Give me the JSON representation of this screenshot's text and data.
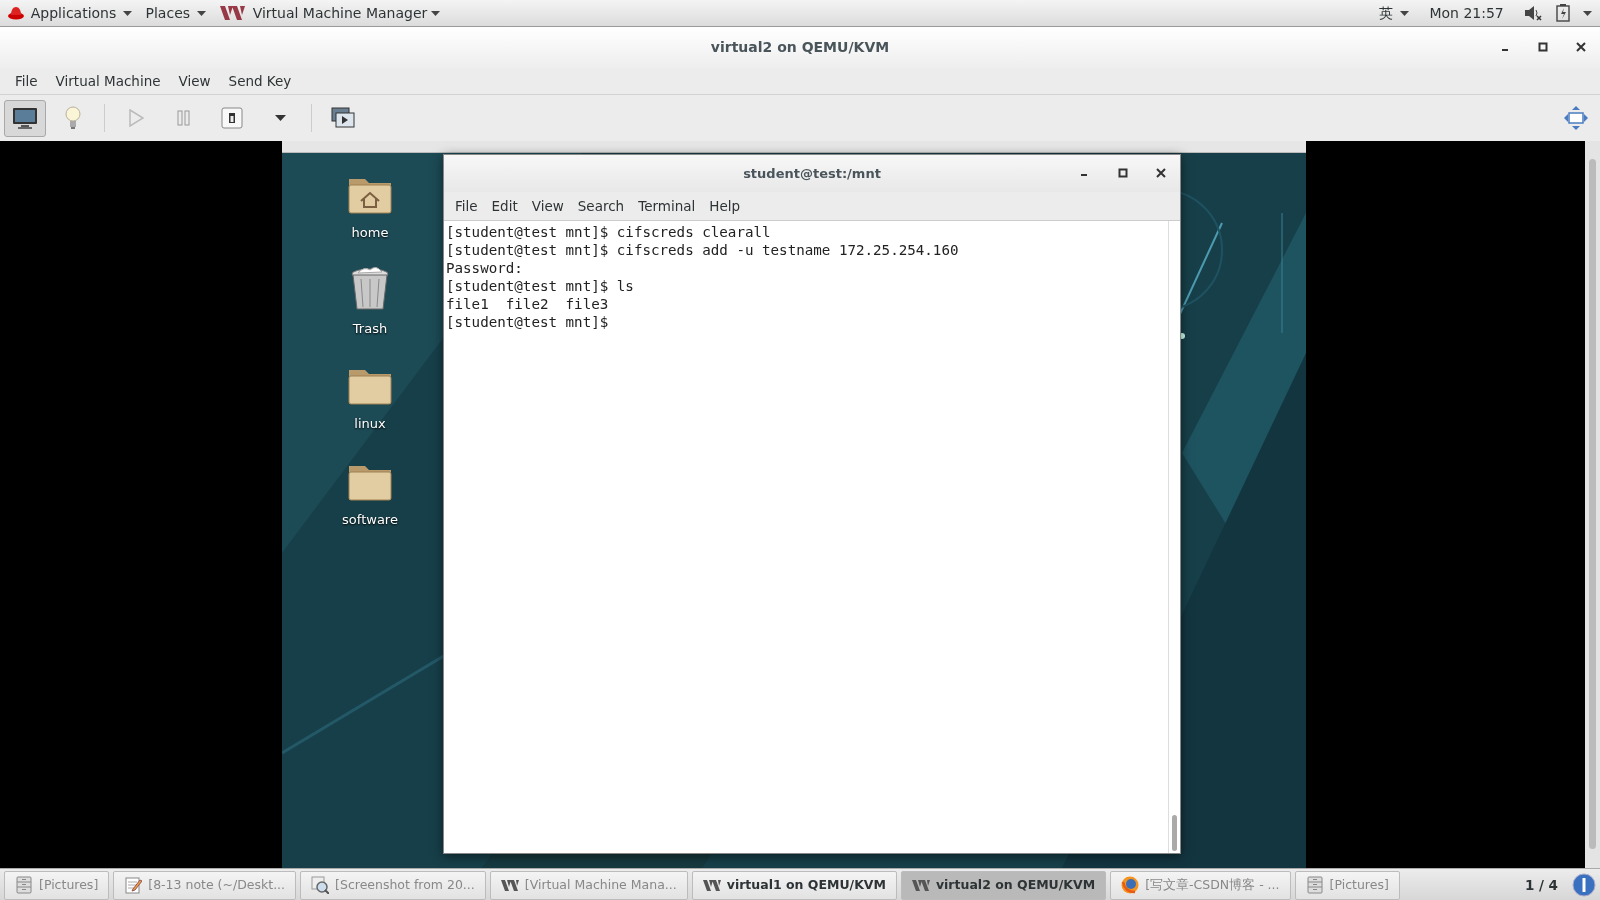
{
  "top_bar": {
    "applications": "Applications",
    "places": "Places",
    "app_menu": "Virtual Machine Manager",
    "input_method": "英",
    "clock": "Mon 21:57"
  },
  "window": {
    "title": "virtual2 on QEMU/KVM",
    "menu": [
      "File",
      "Virtual Machine",
      "View",
      "Send Key"
    ],
    "toolbar": [
      {
        "kind": "console",
        "selected": true
      },
      {
        "kind": "details",
        "selected": false
      },
      {
        "kind": "run",
        "selected": false
      },
      {
        "kind": "pause",
        "selected": false
      },
      {
        "kind": "power",
        "selected": false
      },
      {
        "kind": "dropdown",
        "selected": false
      },
      {
        "kind": "snapshots",
        "selected": false
      }
    ]
  },
  "guest": {
    "desktop_icons": [
      {
        "kind": "home",
        "label": "home"
      },
      {
        "kind": "trash",
        "label": "Trash"
      },
      {
        "kind": "folder",
        "label": "linux"
      },
      {
        "kind": "folder",
        "label": "software"
      }
    ],
    "terminal": {
      "title": "student@test:/mnt",
      "menu": [
        "File",
        "Edit",
        "View",
        "Search",
        "Terminal",
        "Help"
      ],
      "lines": [
        "[student@test mnt]$ cifscreds clearall",
        "[student@test mnt]$ cifscreds add -u testname 172.25.254.160",
        "Password:",
        "[student@test mnt]$ ls",
        "file1  file2  file3",
        "[student@test mnt]$"
      ]
    }
  },
  "taskbar": {
    "items": [
      {
        "kind": "cabinet",
        "label": "[Pictures]",
        "selected": false
      },
      {
        "kind": "notepad",
        "label": "[8-13 note (~/Deskt...",
        "selected": false
      },
      {
        "kind": "screenshot",
        "label": "[Screenshot from 20...",
        "selected": false
      },
      {
        "kind": "vmm",
        "label": "[Virtual Machine Mana...",
        "selected": false
      },
      {
        "kind": "vmm",
        "label": "virtual1 on QEMU/KVM",
        "selected": false
      },
      {
        "kind": "vmm",
        "label": "virtual2 on QEMU/KVM",
        "selected": true
      },
      {
        "kind": "browser",
        "label": "[写文章-CSDN博客 - ...",
        "selected": false
      },
      {
        "kind": "cabinet",
        "label": "[Pictures]",
        "selected": false
      }
    ],
    "pager": "1 / 4"
  }
}
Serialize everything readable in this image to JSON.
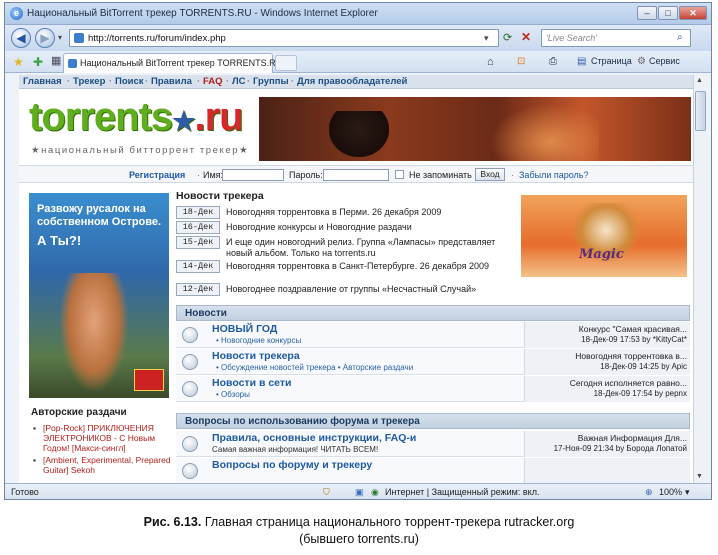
{
  "window": {
    "title": "Национальный BitTorrent трекер TORRENTS.RU - Windows Internet Explorer"
  },
  "nav": {
    "url": "http://torrents.ru/forum/index.php",
    "search_placeholder": "'Live Search'"
  },
  "tab": {
    "label": "Национальный BitTorrent трекер TORRENTS.RU"
  },
  "commandbar": {
    "page": "Страница",
    "tools": "Сервис"
  },
  "site": {
    "topnav": [
      "Главная",
      "Трекер",
      "Поиск",
      "Правила",
      "FAQ",
      "ЛС",
      "Группы",
      "Для правообладателей"
    ],
    "logo_main": "torrents",
    "logo_star": "★",
    "logo_ru": ".ru",
    "tagline": "★национальный битторрент трекер★",
    "login": {
      "register": "Регистрация",
      "name_label": "Имя:",
      "password_label": "Пароль:",
      "remember": "Не запоминать",
      "submit": "Вход",
      "forgot": "Забыли пароль?"
    },
    "left_ad": {
      "line1": "Развожу русалок на собственном Острове.",
      "line2": "А Ты?!"
    },
    "news_header": "Новости трекера",
    "news": [
      {
        "date": "18-Дек",
        "text": "Новогодняя торрентовка в Перми. 26 декабря 2009"
      },
      {
        "date": "16-Дек",
        "text": "Новогодние конкурсы и Новогодние раздачи"
      },
      {
        "date": "15-Дек",
        "text": "И еще один новогодний релиз. Группа «Лампасы» представляет новый альбом. Только на torrents.ru"
      },
      {
        "date": "14-Дек",
        "text": "Новогодняя торрентовка в Санкт-Петербурге. 26 декабря 2009"
      },
      {
        "date": "12-Дек",
        "text": "Новогоднее поздравление от группы «Несчастный Случай»"
      }
    ],
    "right_ad": {
      "label": "Magic"
    },
    "sections": [
      {
        "title": "Новости",
        "forums": [
          {
            "name": "НОВЫЙ ГОД",
            "sub": "• Новогодние конкурсы",
            "last_title": "Конкурс \"Самая красивая...",
            "last_meta": "18-Дек-09 17:53  by *KittyCat*"
          },
          {
            "name": "Новости трекера",
            "sub": "• Обсуждение новостей трекера • Авторские раздачи",
            "last_title": "Новогодняя торрентовка в...",
            "last_meta": "18-Дек-09 14:25  by Apic"
          },
          {
            "name": "Новости в сети",
            "sub": "• Обзоры",
            "last_title": "Сегодня исполняется равно...",
            "last_meta": "18-Дек-09 17:54  by pepnx"
          }
        ]
      },
      {
        "title": "Вопросы по использованию форума и трекера",
        "forums": [
          {
            "name": "Правила, основные инструкции, FAQ-и",
            "sub": "Самая важная информация! ЧИТАТЬ ВСЕМ!",
            "last_title": "Важная Информация Для...",
            "last_meta": "17-Ноя-09 21:34  by Борода Лопатой"
          },
          {
            "name": "Вопросы по форуму и трекеру",
            "sub": "",
            "last_title": "",
            "last_meta": ""
          }
        ]
      }
    ],
    "authors_header": "Авторские раздачи",
    "authors": [
      "[Pop-Rock] ПРИКЛЮЧЕНИЯ ЭЛЕКТРОНИКОВ - С Новым Годом! [Макси-сингл]",
      "[Ambient, Experimental, Prepared Guitar] Sekoh"
    ]
  },
  "status": {
    "left": "Готово",
    "zone": "Интернет | Защищенный режим: вкл.",
    "zoom": "100%"
  },
  "caption": {
    "label": "Рис. 6.13.",
    "text": "Главная страница национального торрент-трекера rutracker.org",
    "text2": "(бывшего torrents.ru)"
  }
}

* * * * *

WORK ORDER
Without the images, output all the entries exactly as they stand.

OUTPUT FOR THIS TASK
Give me the JSON representation of this screenshot's text and data.
{
  "top_bar": {
    "applications": "Applications",
    "places": "Places",
    "app_menu": "Virtual Machine Manager",
    "input_method": "英",
    "clock": "Mon 21:57"
  },
  "window": {
    "title": "virtual2 on QEMU/KVM",
    "menu": [
      "File",
      "Virtual Machine",
      "View",
      "Send Key"
    ],
    "toolbar": [
      {
        "kind": "console",
        "selected": true
      },
      {
        "kind": "details",
        "selected": false
      },
      {
        "kind": "run",
        "selected": false
      },
      {
        "kind": "pause",
        "selected": false
      },
      {
        "kind": "power",
        "selected": false
      },
      {
        "kind": "dropdown",
        "selected": false
      },
      {
        "kind": "snapshots",
        "selected": false
      }
    ]
  },
  "guest": {
    "desktop_icons": [
      {
        "kind": "home",
        "label": "home"
      },
      {
        "kind": "trash",
        "label": "Trash"
      },
      {
        "kind": "folder",
        "label": "linux"
      },
      {
        "kind": "folder",
        "label": "software"
      }
    ],
    "terminal": {
      "title": "student@test:/mnt",
      "menu": [
        "File",
        "Edit",
        "View",
        "Search",
        "Terminal",
        "Help"
      ],
      "lines": [
        "[student@test mnt]$ cifscreds clearall",
        "[student@test mnt]$ cifscreds add -u testname 172.25.254.160",
        "Password:",
        "[student@test mnt]$ ls",
        "file1  file2  file3",
        "[student@test mnt]$"
      ]
    }
  },
  "taskbar": {
    "items": [
      {
        "kind": "cabinet",
        "label": "[Pictures]",
        "selected": false
      },
      {
        "kind": "notepad",
        "label": "[8-13 note (~/Deskt...",
        "selected": false
      },
      {
        "kind": "screenshot",
        "label": "[Screenshot from 20...",
        "selected": false
      },
      {
        "kind": "vmm",
        "label": "[Virtual Machine Mana...",
        "selected": false
      },
      {
        "kind": "vmm",
        "label": "virtual1 on QEMU/KVM",
        "selected": false
      },
      {
        "kind": "vmm",
        "label": "virtual2 on QEMU/KVM",
        "selected": true
      },
      {
        "kind": "browser",
        "label": "[写文章-CSDN博客 - ...",
        "selected": false
      },
      {
        "kind": "cabinet",
        "label": "[Pictures]",
        "selected": false
      }
    ],
    "pager": "1 / 4"
  }
}
Serialize everything readable in this image to JSON.
{
  "window": {
    "title": "Национальный BitTorrent трекер TORRENTS.RU - Windows Internet Explorer"
  },
  "nav": {
    "url": "http://torrents.ru/forum/index.php",
    "search_placeholder": "'Live Search'"
  },
  "tab": {
    "label": "Национальный BitTorrent трекер TORRENTS.RU"
  },
  "commandbar": {
    "page": "Страница",
    "tools": "Сервис"
  },
  "site": {
    "topnav": [
      "Главная",
      "Трекер",
      "Поиск",
      "Правила",
      "FAQ",
      "ЛС",
      "Группы",
      "Для правообладателей"
    ],
    "logo_main": "torrents",
    "logo_star": "★",
    "logo_ru": ".ru",
    "tagline": "★национальный битторрент трекер★",
    "login": {
      "register": "Регистрация",
      "name_label": "Имя:",
      "password_label": "Пароль:",
      "remember": "Не запоминать",
      "submit": "Вход",
      "forgot": "Забыли пароль?"
    },
    "left_ad": {
      "line1": "Развожу русалок на собственном Острове.",
      "line2": "А Ты?!"
    },
    "news_header": "Новости трекера",
    "news": [
      {
        "date": "18-Дек",
        "text": "Новогодняя торрентовка в Перми. 26 декабря 2009"
      },
      {
        "date": "16-Дек",
        "text": "Новогодние конкурсы и Новогодние раздачи"
      },
      {
        "date": "15-Дек",
        "text": "И еще один новогодний релиз. Группа «Лампасы» представляет новый альбом. Только на torrents.ru"
      },
      {
        "date": "14-Дек",
        "text": "Новогодняя торрентовка в Санкт-Петербурге. 26 декабря 2009"
      },
      {
        "date": "12-Дек",
        "text": "Новогоднее поздравление от группы «Несчастный Случай»"
      }
    ],
    "right_ad": {
      "label": "Magic"
    },
    "sections": [
      {
        "title": "Новости",
        "forums": [
          {
            "name": "НОВЫЙ ГОД",
            "sub": "• Новогодние конкурсы",
            "last_title": "Конкурс \"Самая красивая...",
            "last_meta": "18-Дек-09 17:53  by *KittyCat*"
          },
          {
            "name": "Новости трекера",
            "sub": "• Обсуждение новостей трекера • Авторские раздачи",
            "last_title": "Новогодняя торрентовка в...",
            "last_meta": "18-Дек-09 14:25  by Apic"
          },
          {
            "name": "Новости в сети",
            "sub": "• Обзоры",
            "last_title": "Сегодня исполняется равно...",
            "last_meta": "18-Дек-09 17:54  by pepnx"
          }
        ]
      },
      {
        "title": "Вопросы по использованию форума и трекера",
        "forums": [
          {
            "name": "Правила, основные инструкции, FAQ-и",
            "sub": "Самая важная информация! ЧИТАТЬ ВСЕМ!",
            "last_title": "Важная Информация Для...",
            "last_meta": "17-Ноя-09 21:34  by Борода Лопатой"
          },
          {
            "name": "Вопросы по форуму и трекеру",
            "sub": "",
            "last_title": "",
            "last_meta": ""
          }
        ]
      }
    ],
    "authors_header": "Авторские раздачи",
    "authors": [
      "[Pop-Rock] ПРИКЛЮЧЕНИЯ ЭЛЕКТРОНИКОВ - С Новым Годом! [Макси-сингл]",
      "[Ambient, Experimental, Prepared Guitar] Sekoh"
    ]
  },
  "status": {
    "left": "Готово",
    "zone": "Интернет | Защищенный режим: вкл.",
    "zoom": "100%"
  },
  "caption": {
    "label": "Рис. 6.13.",
    "text": "Главная страница национального торрент-трекера rutracker.org",
    "text2": "(бывшего torrents.ru)"
  }
}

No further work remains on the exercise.